Toward a Low-Cost, Clean Energy Policy

Friday, July 31st, 2009

is the title of a luncheon seminar held at the American Enterprise Institute on July 29, which I attended.  The announcement from AEI is as follows:

Current proposals in Congress would transition the United States toward a less carbon-intensive energy future by using mandatory caps on fossil fuel energy production. Yet renewable energy sources—often touted by policymakers as the panacea for resource scarcity and global warming—currently provide only 3 percent of the energy Americans consume. The role of nuclear power as a source of emissions-free electricity is often ignored. Do we have the technology to meet our energy needs with renewables? Are renewables realistic replacements for coal, petroleum, and natural gas? Can renewable energy alternatives—such as wind, solar, and geothermal energy—be practical and economically reasonable by midcentury? And what are the consequences of using renewable energy production that must occupy vast areas of the American landscape? Policymakers must weigh the potential environmental and economic costs of transitioning to clean and renewable energy sources.

Senator Lamar Alexander (R-Tenn.) will discuss his ideas on how to provide affordable, clean energy for Americans, which include doubling the number of nuclear power plants, electrifying new vehicles, and creating a series of mini Manhattan Projects to develop cost-effective and reliable renewables. Professor emeritus Daniel B. Botkin of the University of California, Santa Barbara, and AEI resident scholar Kenneth P. Green will offer comments.

The event was recorded.  If it is not already published on the AEI website (aei.org), it soon will be.  I will discuss some of the issues that were presented at this luncheon shortly, but I highly recommend the video.

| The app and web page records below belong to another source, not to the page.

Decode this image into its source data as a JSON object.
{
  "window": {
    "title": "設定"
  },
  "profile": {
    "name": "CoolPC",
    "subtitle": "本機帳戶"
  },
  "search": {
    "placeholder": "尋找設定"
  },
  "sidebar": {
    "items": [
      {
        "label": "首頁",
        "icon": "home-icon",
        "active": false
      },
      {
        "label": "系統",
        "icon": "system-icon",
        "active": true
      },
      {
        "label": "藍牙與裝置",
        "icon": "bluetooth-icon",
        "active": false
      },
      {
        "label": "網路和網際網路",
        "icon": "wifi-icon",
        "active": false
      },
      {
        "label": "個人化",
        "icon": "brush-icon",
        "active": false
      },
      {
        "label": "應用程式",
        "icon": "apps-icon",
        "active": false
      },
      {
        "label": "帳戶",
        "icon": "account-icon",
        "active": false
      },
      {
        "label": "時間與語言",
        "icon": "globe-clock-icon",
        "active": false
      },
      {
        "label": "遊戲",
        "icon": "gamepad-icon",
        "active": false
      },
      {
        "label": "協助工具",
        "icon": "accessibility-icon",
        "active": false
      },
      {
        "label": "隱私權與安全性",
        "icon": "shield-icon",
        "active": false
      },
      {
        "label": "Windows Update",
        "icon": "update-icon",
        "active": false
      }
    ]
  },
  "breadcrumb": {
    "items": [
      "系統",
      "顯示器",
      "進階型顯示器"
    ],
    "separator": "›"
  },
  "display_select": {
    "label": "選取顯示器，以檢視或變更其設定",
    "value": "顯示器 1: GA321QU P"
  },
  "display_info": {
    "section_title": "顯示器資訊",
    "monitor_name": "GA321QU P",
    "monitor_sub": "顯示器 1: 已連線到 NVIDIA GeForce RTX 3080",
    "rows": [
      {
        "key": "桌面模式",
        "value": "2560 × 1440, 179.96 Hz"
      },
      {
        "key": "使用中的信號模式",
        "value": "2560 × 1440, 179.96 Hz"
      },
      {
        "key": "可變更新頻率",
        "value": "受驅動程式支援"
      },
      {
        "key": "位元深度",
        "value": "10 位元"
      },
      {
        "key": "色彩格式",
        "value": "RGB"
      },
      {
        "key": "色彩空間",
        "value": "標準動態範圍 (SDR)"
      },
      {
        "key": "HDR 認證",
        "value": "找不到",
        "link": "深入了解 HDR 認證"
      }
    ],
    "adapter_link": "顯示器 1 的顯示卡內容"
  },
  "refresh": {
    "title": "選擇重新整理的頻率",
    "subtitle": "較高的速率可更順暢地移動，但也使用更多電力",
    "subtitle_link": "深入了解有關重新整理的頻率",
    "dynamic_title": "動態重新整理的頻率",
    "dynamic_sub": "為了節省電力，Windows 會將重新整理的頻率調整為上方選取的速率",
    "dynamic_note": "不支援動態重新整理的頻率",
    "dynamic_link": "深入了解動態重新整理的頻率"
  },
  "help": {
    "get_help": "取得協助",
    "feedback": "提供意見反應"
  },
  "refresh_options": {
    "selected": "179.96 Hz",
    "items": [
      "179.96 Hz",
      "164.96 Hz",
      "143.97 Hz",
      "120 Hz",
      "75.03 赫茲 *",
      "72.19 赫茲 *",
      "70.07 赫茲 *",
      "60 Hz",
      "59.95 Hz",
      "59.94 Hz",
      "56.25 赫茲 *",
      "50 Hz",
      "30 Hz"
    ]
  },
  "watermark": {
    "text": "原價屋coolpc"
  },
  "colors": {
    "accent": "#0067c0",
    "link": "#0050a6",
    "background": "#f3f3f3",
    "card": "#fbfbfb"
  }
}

HEK

Dominion Pilot Smart Grid Project in Charlottesville, VA

Monday, July 6th, 2009

According to Dominion:

Charlottesville is the first city in Virginia and one of the first in the nation where homes and businesses will be equipped with “smart meters” that will make the delivery of electricity more efficient and less costly and will lay the groundwork for a “smart grid.”

On June 16, 2009, Dominion Virginia Power executives joined Gov. Timothy M. Kaine and local officials to announce the company is launching an approximately $20 million program – SmartGrid Charlottesville – to install about 46,500 “smart meters” in the city of Charlottesville and Albermarle County by the end of the year (http://www.dom.com/about/conservation/smartgrid-charlottesville.jsp).

My reaction is, “it’s about time,” having seen that there was the technology to provide such metering in the 1970s, albeit at a much less advanced stage than current capabilities.  There are some interesting rate base and pricing issues that I will cover in another post.

HEK